→ Data for analysis:
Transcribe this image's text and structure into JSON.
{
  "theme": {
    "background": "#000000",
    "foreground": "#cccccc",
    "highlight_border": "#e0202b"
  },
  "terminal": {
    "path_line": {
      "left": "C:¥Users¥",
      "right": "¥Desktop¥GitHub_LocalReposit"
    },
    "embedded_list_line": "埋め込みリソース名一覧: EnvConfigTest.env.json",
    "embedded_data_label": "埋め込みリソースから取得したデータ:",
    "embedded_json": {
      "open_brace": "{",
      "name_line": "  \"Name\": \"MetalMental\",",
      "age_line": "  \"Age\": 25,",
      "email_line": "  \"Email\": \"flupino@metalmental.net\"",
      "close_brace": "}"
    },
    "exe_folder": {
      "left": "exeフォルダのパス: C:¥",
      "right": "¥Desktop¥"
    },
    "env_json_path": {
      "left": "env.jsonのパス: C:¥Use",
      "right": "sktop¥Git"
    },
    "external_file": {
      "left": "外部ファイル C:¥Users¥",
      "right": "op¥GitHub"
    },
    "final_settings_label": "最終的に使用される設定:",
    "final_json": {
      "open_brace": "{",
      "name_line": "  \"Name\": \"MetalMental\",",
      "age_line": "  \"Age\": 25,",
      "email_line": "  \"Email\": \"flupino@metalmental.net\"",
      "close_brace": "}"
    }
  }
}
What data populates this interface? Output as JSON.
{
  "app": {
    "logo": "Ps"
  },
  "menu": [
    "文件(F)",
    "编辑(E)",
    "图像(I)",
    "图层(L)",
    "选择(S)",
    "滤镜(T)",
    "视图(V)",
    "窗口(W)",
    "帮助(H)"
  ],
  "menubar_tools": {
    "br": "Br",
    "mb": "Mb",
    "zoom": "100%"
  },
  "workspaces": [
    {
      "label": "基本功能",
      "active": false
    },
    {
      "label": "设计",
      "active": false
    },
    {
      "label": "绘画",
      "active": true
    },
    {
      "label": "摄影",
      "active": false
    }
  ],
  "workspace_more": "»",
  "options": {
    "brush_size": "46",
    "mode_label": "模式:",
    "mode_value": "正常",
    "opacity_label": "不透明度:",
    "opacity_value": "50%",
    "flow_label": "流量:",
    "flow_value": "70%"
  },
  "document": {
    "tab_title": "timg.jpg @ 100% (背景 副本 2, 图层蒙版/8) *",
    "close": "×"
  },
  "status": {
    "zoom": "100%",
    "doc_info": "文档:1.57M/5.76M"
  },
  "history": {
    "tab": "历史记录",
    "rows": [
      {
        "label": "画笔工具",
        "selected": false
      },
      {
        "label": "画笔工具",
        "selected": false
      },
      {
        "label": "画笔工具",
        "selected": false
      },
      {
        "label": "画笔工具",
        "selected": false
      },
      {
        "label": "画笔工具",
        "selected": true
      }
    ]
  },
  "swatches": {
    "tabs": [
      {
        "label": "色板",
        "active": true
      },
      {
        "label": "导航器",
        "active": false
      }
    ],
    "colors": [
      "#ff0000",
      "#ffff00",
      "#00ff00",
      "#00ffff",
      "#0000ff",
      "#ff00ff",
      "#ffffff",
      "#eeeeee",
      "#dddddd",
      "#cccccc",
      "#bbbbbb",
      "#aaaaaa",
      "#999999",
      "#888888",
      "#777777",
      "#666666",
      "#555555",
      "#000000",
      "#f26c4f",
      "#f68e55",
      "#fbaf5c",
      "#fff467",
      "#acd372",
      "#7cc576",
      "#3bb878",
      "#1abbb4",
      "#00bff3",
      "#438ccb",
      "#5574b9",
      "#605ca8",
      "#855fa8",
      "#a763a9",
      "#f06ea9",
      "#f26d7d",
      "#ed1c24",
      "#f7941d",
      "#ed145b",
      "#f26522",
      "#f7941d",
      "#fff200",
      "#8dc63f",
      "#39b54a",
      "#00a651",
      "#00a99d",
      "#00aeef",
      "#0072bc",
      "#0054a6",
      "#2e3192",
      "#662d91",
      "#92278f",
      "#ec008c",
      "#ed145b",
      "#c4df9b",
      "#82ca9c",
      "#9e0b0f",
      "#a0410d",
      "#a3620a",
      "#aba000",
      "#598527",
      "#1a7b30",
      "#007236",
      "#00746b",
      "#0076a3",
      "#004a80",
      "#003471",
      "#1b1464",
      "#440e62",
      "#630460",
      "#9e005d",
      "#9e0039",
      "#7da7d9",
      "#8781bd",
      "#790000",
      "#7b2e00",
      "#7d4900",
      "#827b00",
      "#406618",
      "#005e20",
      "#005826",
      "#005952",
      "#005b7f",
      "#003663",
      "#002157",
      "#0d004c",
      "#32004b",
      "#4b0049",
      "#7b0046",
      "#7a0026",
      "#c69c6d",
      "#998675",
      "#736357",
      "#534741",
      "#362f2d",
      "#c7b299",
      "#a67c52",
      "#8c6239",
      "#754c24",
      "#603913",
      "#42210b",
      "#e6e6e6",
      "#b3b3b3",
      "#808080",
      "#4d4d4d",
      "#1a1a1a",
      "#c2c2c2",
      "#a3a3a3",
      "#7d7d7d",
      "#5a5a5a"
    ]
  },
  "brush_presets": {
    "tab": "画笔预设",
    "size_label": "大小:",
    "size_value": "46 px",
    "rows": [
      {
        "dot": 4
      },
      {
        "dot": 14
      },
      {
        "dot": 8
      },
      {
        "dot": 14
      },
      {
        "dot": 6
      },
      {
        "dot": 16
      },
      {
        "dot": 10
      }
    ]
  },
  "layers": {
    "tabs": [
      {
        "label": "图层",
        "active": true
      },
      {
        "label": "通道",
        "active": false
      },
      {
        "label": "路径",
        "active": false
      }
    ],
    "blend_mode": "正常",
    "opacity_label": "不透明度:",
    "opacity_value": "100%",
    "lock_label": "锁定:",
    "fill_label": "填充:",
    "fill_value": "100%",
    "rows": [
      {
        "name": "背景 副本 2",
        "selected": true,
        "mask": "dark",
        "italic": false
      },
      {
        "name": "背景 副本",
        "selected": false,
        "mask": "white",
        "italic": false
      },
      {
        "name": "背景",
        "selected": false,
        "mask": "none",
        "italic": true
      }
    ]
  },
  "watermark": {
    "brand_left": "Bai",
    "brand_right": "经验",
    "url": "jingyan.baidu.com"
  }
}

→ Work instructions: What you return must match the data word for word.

→ Answer box:
Transcribe this image's text and structure into JSON.
{
  "theme": {
    "background": "#000000",
    "foreground": "#cccccc",
    "highlight_border": "#e0202b"
  },
  "terminal": {
    "path_line": {
      "left": "C:¥Users¥",
      "right": "¥Desktop¥GitHub_LocalReposit"
    },
    "embedded_list_line": "埋め込みリソース名一覧: EnvConfigTest.env.json",
    "embedded_data_label": "埋め込みリソースから取得したデータ:",
    "embedded_json": {
      "open_brace": "{",
      "name_line": "  \"Name\": \"MetalMental\",",
      "age_line": "  \"Age\": 25,",
      "email_line": "  \"Email\": \"flupino@metalmental.net\"",
      "close_brace": "}"
    },
    "exe_folder": {
      "left": "exeフォルダのパス: C:¥",
      "right": "¥Desktop¥"
    },
    "env_json_path": {
      "left": "env.jsonのパス: C:¥Use",
      "right": "sktop¥Git"
    },
    "external_file": {
      "left": "外部ファイル C:¥Users¥",
      "right": "op¥GitHub"
    },
    "final_settings_label": "最終的に使用される設定:",
    "final_json": {
      "open_brace": "{",
      "name_line": "  \"Name\": \"MetalMental\",",
      "age_line": "  \"Age\": 25,",
      "email_line": "  \"Email\": \"flupino@metalmental.net\"",
      "close_brace": "}"
    }
  }
}
What data populates this interface? Output as JSON.
{
  "app": {
    "logo": "Ps"
  },
  "menu": [
    "文件(F)",
    "编辑(E)",
    "图像(I)",
    "图层(L)",
    "选择(S)",
    "滤镜(T)",
    "视图(V)",
    "窗口(W)",
    "帮助(H)"
  ],
  "menubar_tools": {
    "br": "Br",
    "mb": "Mb",
    "zoom": "100%"
  },
  "workspaces": [
    {
      "label": "基本功能",
      "active": false
    },
    {
      "label": "设计",
      "active": false
    },
    {
      "label": "绘画",
      "active": true
    },
    {
      "label": "摄影",
      "active": false
    }
  ],
  "workspace_more": "»",
  "options": {
    "brush_size": "46",
    "mode_label": "模式:",
    "mode_value": "正常",
    "opacity_label": "不透明度:",
    "opacity_value": "50%",
    "flow_label": "流量:",
    "flow_value": "70%"
  },
  "document": {
    "tab_title": "timg.jpg @ 100% (背景 副本 2, 图层蒙版/8) *",
    "close": "×"
  },
  "status": {
    "zoom": "100%",
    "doc_info": "文档:1.57M/5.76M"
  },
  "history": {
    "tab": "历史记录",
    "rows": [
      {
        "label": "画笔工具",
        "selected": false
      },
      {
        "label": "画笔工具",
        "selected": false
      },
      {
        "label": "画笔工具",
        "selected": false
      },
      {
        "label": "画笔工具",
        "selected": false
      },
      {
        "label": "画笔工具",
        "selected": true
      }
    ]
  },
  "swatches": {
    "tabs": [
      {
        "label": "色板",
        "active": true
      },
      {
        "label": "导航器",
        "active": false
      }
    ],
    "colors": [
      "#ff0000",
      "#ffff00",
      "#00ff00",
      "#00ffff",
      "#0000ff",
      "#ff00ff",
      "#ffffff",
      "#eeeeee",
      "#dddddd",
      "#cccccc",
      "#bbbbbb",
      "#aaaaaa",
      "#999999",
      "#888888",
      "#777777",
      "#666666",
      "#555555",
      "#000000",
      "#f26c4f",
      "#f68e55",
      "#fbaf5c",
      "#fff467",
      "#acd372",
      "#7cc576",
      "#3bb878",
      "#1abbb4",
      "#00bff3",
      "#438ccb",
      "#5574b9",
      "#605ca8",
      "#855fa8",
      "#a763a9",
      "#f06ea9",
      "#f26d7d",
      "#ed1c24",
      "#f7941d",
      "#ed145b",
      "#f26522",
      "#f7941d",
      "#fff200",
      "#8dc63f",
      "#39b54a",
      "#00a651",
      "#00a99d",
      "#00aeef",
      "#0072bc",
      "#0054a6",
      "#2e3192",
      "#662d91",
      "#92278f",
      "#ec008c",
      "#ed145b",
      "#c4df9b",
      "#82ca9c",
      "#9e0b0f",
      "#a0410d",
      "#a3620a",
      "#aba000",
      "#598527",
      "#1a7b30",
      "#007236",
      "#00746b",
      "#0076a3",
      "#004a80",
      "#003471",
      "#1b1464",
      "#440e62",
      "#630460",
      "#9e005d",
      "#9e0039",
      "#7da7d9",
      "#8781bd",
      "#790000",
      "#7b2e00",
      "#7d4900",
      "#827b00",
      "#406618",
      "#005e20",
      "#005826",
      "#005952",
      "#005b7f",
      "#003663",
      "#002157",
      "#0d004c",
      "#32004b",
      "#4b0049",
      "#7b0046",
      "#7a0026",
      "#c69c6d",
      "#998675",
      "#736357",
      "#534741",
      "#362f2d",
      "#c7b299",
      "#a67c52",
      "#8c6239",
      "#754c24",
      "#603913",
      "#42210b",
      "#e6e6e6",
      "#b3b3b3",
      "#808080",
      "#4d4d4d",
      "#1a1a1a",
      "#c2c2c2",
      "#a3a3a3",
      "#7d7d7d",
      "#5a5a5a"
    ]
  },
  "brush_presets": {
    "tab": "画笔预设",
    "size_label": "大小:",
    "size_value": "46 px",
    "rows": [
      {
        "dot": 4
      },
      {
        "dot": 14
      },
      {
        "dot": 8
      },
      {
        "dot": 14
      },
      {
        "dot": 6
      },
      {
        "dot": 16
      },
      {
        "dot": 10
      }
    ]
  },
  "layers": {
    "tabs": [
      {
        "label": "图层",
        "active": true
      },
      {
        "label": "通道",
        "active": false
      },
      {
        "label": "路径",
        "active": false
      }
    ],
    "blend_mode": "正常",
    "opacity_label": "不透明度:",
    "opacity_value": "100%",
    "lock_label": "锁定:",
    "fill_label": "填充:",
    "fill_value": "100%",
    "rows": [
      {
        "name": "背景 副本 2",
        "selected": true,
        "mask": "dark",
        "italic": false
      },
      {
        "name": "背景 副本",
        "selected": false,
        "mask": "white",
        "italic": false
      },
      {
        "name": "背景",
        "selected": false,
        "mask": "none",
        "italic": true
      }
    ]
  },
  "watermark": {
    "brand_left": "Bai",
    "brand_right": "经验",
    "url": "jingyan.baidu.com"
  }
}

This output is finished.